The data
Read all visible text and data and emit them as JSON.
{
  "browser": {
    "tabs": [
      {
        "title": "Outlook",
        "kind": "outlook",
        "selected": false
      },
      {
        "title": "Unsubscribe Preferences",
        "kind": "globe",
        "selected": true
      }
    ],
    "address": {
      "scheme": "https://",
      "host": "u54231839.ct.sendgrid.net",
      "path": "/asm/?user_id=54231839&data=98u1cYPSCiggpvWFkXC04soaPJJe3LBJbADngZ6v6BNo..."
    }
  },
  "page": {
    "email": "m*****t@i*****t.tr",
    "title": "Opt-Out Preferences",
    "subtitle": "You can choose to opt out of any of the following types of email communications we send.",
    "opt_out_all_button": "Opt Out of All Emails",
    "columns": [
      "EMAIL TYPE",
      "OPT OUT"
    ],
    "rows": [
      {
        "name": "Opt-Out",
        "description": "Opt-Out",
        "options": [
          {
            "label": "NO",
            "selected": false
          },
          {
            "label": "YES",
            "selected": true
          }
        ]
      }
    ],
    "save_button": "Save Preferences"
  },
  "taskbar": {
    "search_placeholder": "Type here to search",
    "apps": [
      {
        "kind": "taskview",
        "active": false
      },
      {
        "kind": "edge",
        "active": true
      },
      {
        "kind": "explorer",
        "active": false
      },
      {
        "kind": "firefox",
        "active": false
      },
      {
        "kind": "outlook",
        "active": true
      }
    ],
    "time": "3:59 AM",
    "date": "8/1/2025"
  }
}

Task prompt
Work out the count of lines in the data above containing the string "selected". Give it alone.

The answer
4